Collected data entries:
:::

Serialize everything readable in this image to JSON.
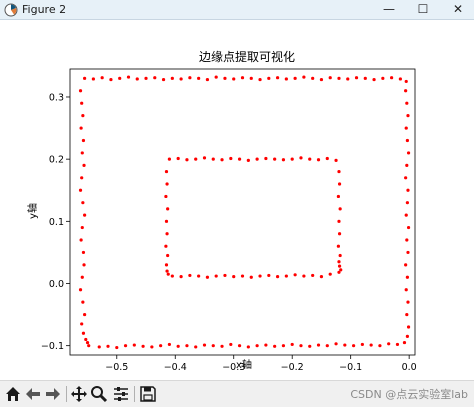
{
  "window": {
    "title": "Figure 2",
    "minimize_glyph": "—",
    "maximize_glyph": "☐",
    "close_glyph": "✕"
  },
  "toolbar": {
    "buttons": [
      {
        "name": "home-icon",
        "label": "Home"
      },
      {
        "name": "back-icon",
        "label": "Back"
      },
      {
        "name": "forward-icon",
        "label": "Forward"
      },
      {
        "name": "pan-icon",
        "label": "Pan"
      },
      {
        "name": "zoom-icon",
        "label": "Zoom"
      },
      {
        "name": "configure-subplots-icon",
        "label": "Subplots"
      },
      {
        "name": "save-icon",
        "label": "Save"
      }
    ]
  },
  "watermark": "CSDN @点云实验室lab",
  "colors": {
    "points": "#ff0000",
    "titlebar": "#e7f1f8",
    "toolbar": "#f0f0f0"
  },
  "chart_data": {
    "type": "scatter",
    "title": "边缘点提取可视化",
    "xlabel": "x轴",
    "ylabel": "y轴",
    "xlim": [
      -0.58,
      0.01
    ],
    "ylim": [
      -0.115,
      0.345
    ],
    "xticks": [
      -0.5,
      -0.4,
      -0.3,
      -0.2,
      -0.1,
      0.0
    ],
    "xtick_labels": [
      "−0.5",
      "−0.4",
      "−0.3",
      "−0.2",
      "−0.1",
      "0.0"
    ],
    "yticks": [
      -0.1,
      0.0,
      0.1,
      0.2,
      0.3
    ],
    "ytick_labels": [
      "−0.1",
      "0.0",
      "0.1",
      "0.2",
      "0.3"
    ],
    "grid": false,
    "series": [
      {
        "color": "#ff0000",
        "x": [
          -0.555,
          -0.54,
          -0.525,
          -0.51,
          -0.495,
          -0.48,
          -0.465,
          -0.45,
          -0.435,
          -0.42,
          -0.405,
          -0.39,
          -0.375,
          -0.36,
          -0.345,
          -0.33,
          -0.315,
          -0.3,
          -0.285,
          -0.27,
          -0.255,
          -0.24,
          -0.225,
          -0.21,
          -0.195,
          -0.18,
          -0.165,
          -0.15,
          -0.135,
          -0.12,
          -0.105,
          -0.09,
          -0.075,
          -0.06,
          -0.045,
          -0.03,
          -0.015,
          -0.005,
          -0.548,
          -0.53,
          -0.515,
          -0.5,
          -0.485,
          -0.47,
          -0.455,
          -0.44,
          -0.425,
          -0.41,
          -0.395,
          -0.38,
          -0.365,
          -0.35,
          -0.335,
          -0.32,
          -0.305,
          -0.29,
          -0.275,
          -0.26,
          -0.245,
          -0.23,
          -0.215,
          -0.2,
          -0.185,
          -0.17,
          -0.155,
          -0.14,
          -0.125,
          -0.11,
          -0.095,
          -0.08,
          -0.065,
          -0.05,
          -0.035,
          -0.02,
          -0.008,
          -0.562,
          -0.56,
          -0.558,
          -0.561,
          -0.557,
          -0.559,
          -0.556,
          -0.56,
          -0.562,
          -0.558,
          -0.555,
          -0.559,
          -0.561,
          -0.557,
          -0.556,
          -0.559,
          -0.562,
          -0.558,
          -0.555,
          -0.56,
          -0.557,
          -0.553,
          -0.55,
          -0.006,
          -0.004,
          -0.002,
          -0.005,
          -0.003,
          -0.001,
          -0.004,
          -0.006,
          -0.002,
          -0.003,
          -0.005,
          -0.001,
          -0.004,
          -0.002,
          -0.006,
          -0.003,
          -0.005,
          -0.002,
          -0.004,
          -0.001,
          -0.003,
          -0.41,
          -0.395,
          -0.38,
          -0.365,
          -0.35,
          -0.335,
          -0.32,
          -0.305,
          -0.29,
          -0.275,
          -0.26,
          -0.245,
          -0.23,
          -0.215,
          -0.2,
          -0.185,
          -0.17,
          -0.155,
          -0.14,
          -0.125,
          -0.405,
          -0.39,
          -0.375,
          -0.36,
          -0.345,
          -0.33,
          -0.315,
          -0.3,
          -0.285,
          -0.27,
          -0.255,
          -0.24,
          -0.225,
          -0.21,
          -0.195,
          -0.18,
          -0.165,
          -0.15,
          -0.135,
          -0.12,
          -0.415,
          -0.414,
          -0.416,
          -0.413,
          -0.415,
          -0.414,
          -0.416,
          -0.413,
          -0.415,
          -0.414,
          -0.412,
          -0.12,
          -0.119,
          -0.121,
          -0.118,
          -0.12,
          -0.119,
          -0.121,
          -0.118,
          -0.12,
          -0.119,
          -0.117
        ],
        "y": [
          0.33,
          0.329,
          0.331,
          0.328,
          0.33,
          0.332,
          0.329,
          0.33,
          0.331,
          0.328,
          0.33,
          0.329,
          0.331,
          0.33,
          0.328,
          0.332,
          0.33,
          0.329,
          0.331,
          0.33,
          0.328,
          0.33,
          0.331,
          0.329,
          0.33,
          0.332,
          0.33,
          0.328,
          0.331,
          0.33,
          0.329,
          0.331,
          0.33,
          0.328,
          0.33,
          0.331,
          0.329,
          0.325,
          -0.1,
          -0.102,
          -0.101,
          -0.103,
          -0.1,
          -0.099,
          -0.101,
          -0.102,
          -0.1,
          -0.098,
          -0.101,
          -0.1,
          -0.102,
          -0.099,
          -0.1,
          -0.101,
          -0.098,
          -0.1,
          -0.102,
          -0.1,
          -0.099,
          -0.101,
          -0.1,
          -0.098,
          -0.1,
          -0.101,
          -0.099,
          -0.1,
          -0.097,
          -0.099,
          -0.1,
          -0.098,
          -0.099,
          -0.1,
          -0.097,
          -0.098,
          -0.095,
          0.31,
          0.29,
          0.27,
          0.25,
          0.23,
          0.21,
          0.19,
          0.17,
          0.15,
          0.13,
          0.11,
          0.09,
          0.07,
          0.05,
          0.03,
          0.01,
          -0.01,
          -0.03,
          -0.05,
          -0.065,
          -0.08,
          -0.09,
          -0.095,
          0.31,
          0.29,
          0.27,
          0.25,
          0.23,
          0.21,
          0.19,
          0.17,
          0.15,
          0.13,
          0.11,
          0.09,
          0.07,
          0.05,
          0.03,
          0.01,
          -0.01,
          -0.03,
          -0.05,
          -0.07,
          -0.085,
          0.2,
          0.201,
          0.199,
          0.2,
          0.202,
          0.2,
          0.199,
          0.201,
          0.2,
          0.198,
          0.2,
          0.201,
          0.2,
          0.199,
          0.2,
          0.202,
          0.2,
          0.199,
          0.201,
          0.198,
          0.012,
          0.011,
          0.013,
          0.012,
          0.01,
          0.012,
          0.013,
          0.011,
          0.012,
          0.01,
          0.012,
          0.013,
          0.011,
          0.012,
          0.014,
          0.012,
          0.013,
          0.011,
          0.015,
          0.018,
          0.18,
          0.16,
          0.14,
          0.12,
          0.1,
          0.08,
          0.06,
          0.045,
          0.03,
          0.02,
          0.015,
          0.18,
          0.16,
          0.14,
          0.12,
          0.1,
          0.08,
          0.06,
          0.045,
          0.035,
          0.028,
          0.022
        ]
      }
    ]
  }
}
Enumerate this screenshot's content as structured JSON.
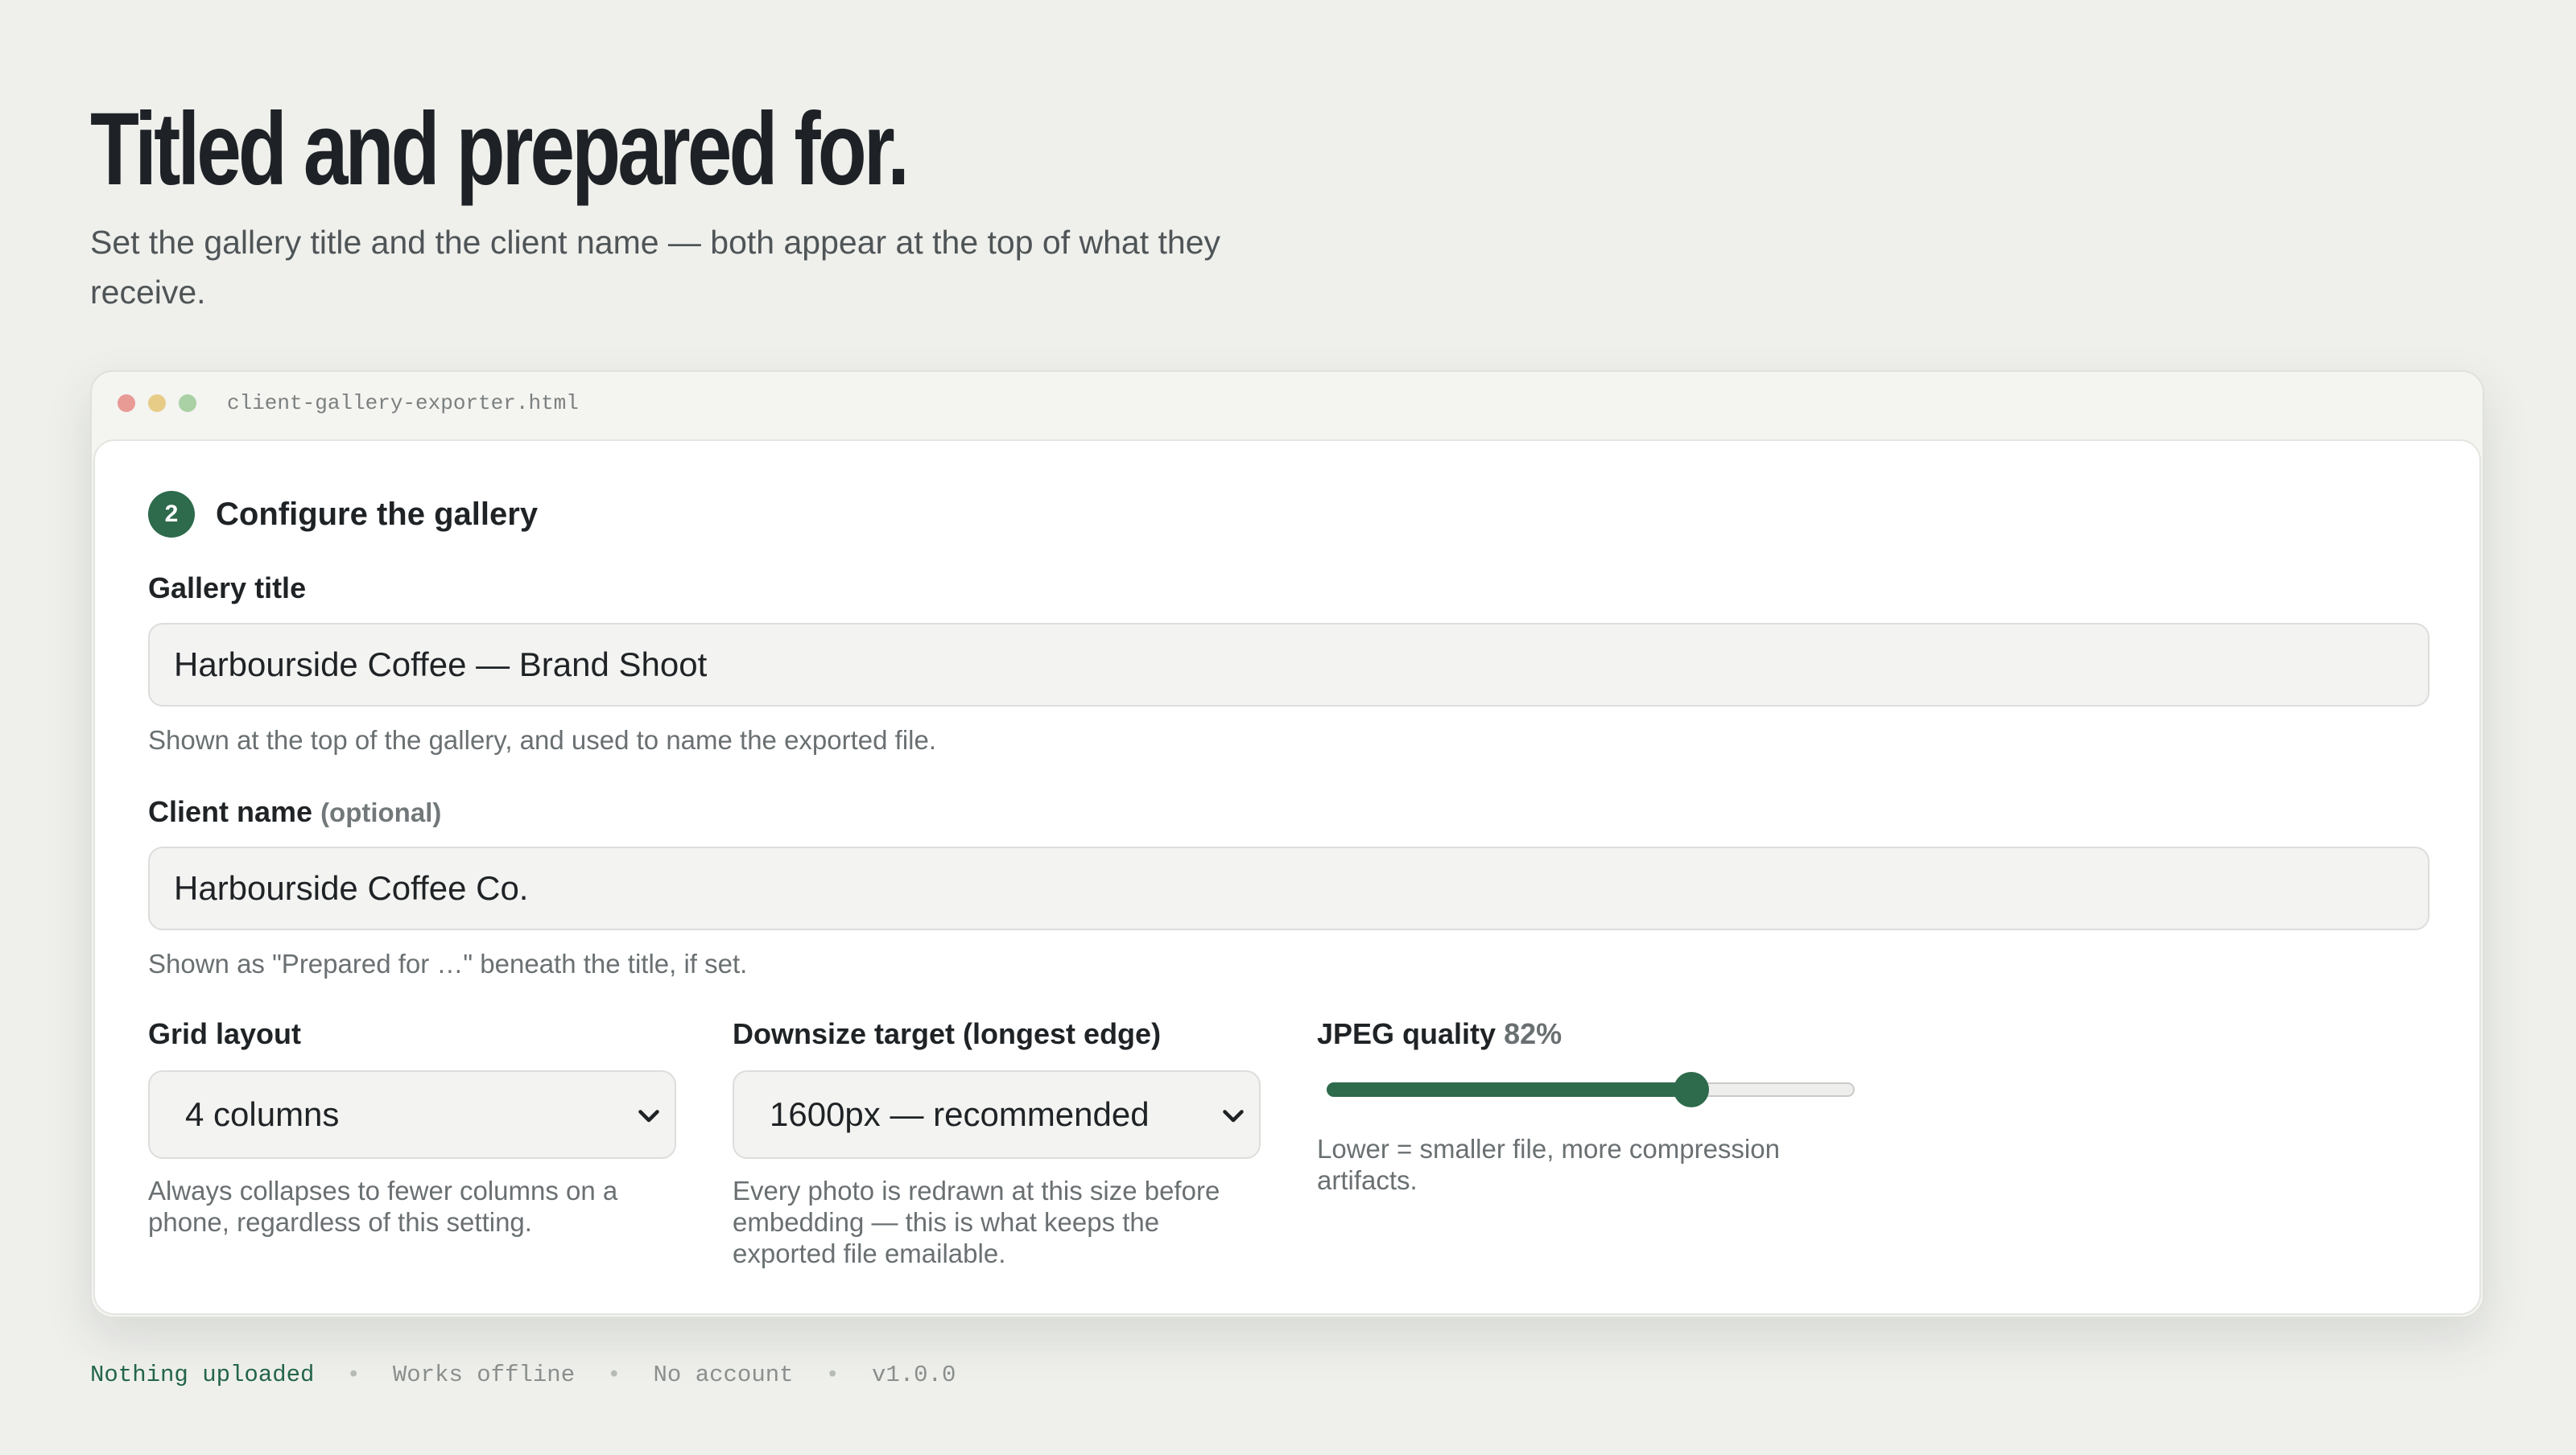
{
  "hero": {
    "title": "Titled and prepared for.",
    "subtitle": "Set the gallery title and the client name — both appear at the top of what they receive."
  },
  "window": {
    "filename": "client-gallery-exporter.html"
  },
  "step": {
    "number": "2",
    "title": "Configure the gallery"
  },
  "gallery_title": {
    "label": "Gallery title",
    "value": "Harbourside Coffee — Brand Shoot",
    "hint": "Shown at the top of the gallery, and used to name the exported file."
  },
  "client_name": {
    "label": "Client name",
    "optional": "(optional)",
    "value": "Harbourside Coffee Co.",
    "hint": "Shown as \"Prepared for …\" beneath the title, if set."
  },
  "grid_layout": {
    "label": "Grid layout",
    "selected": "4 columns",
    "hint": "Always collapses to fewer columns on a phone, regardless of this setting."
  },
  "downsize": {
    "label": "Downsize target (longest edge)",
    "selected": "1600px — recommended",
    "hint": "Every photo is redrawn at this size before embedding — this is what keeps the exported file emailable."
  },
  "jpeg_quality": {
    "label": "JPEG quality",
    "value_text": "82%",
    "level": 0.69,
    "hint": "Lower = smaller file, more compression artifacts."
  },
  "footer": {
    "items": [
      "Nothing uploaded",
      "Works offline",
      "No account",
      "v1.0.0"
    ],
    "separator": "•"
  },
  "colors": {
    "accent": "#2e6a4c",
    "background": "#eff0ec"
  }
}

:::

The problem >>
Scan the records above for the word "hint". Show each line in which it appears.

Your response >>
    "hint": "Shown at the top of the gallery, and used to name the exported file."
    "hint": "Shown as \"Prepared for …\" beneath the title, if set."
    "hint": "Always collapses to fewer columns on a phone, regardless of this setting."
    "hint": "Every photo is redrawn at this size before embedding — this is what keeps the exported file emailable."
    "hint": "Lower = smaller file, more compression artifacts."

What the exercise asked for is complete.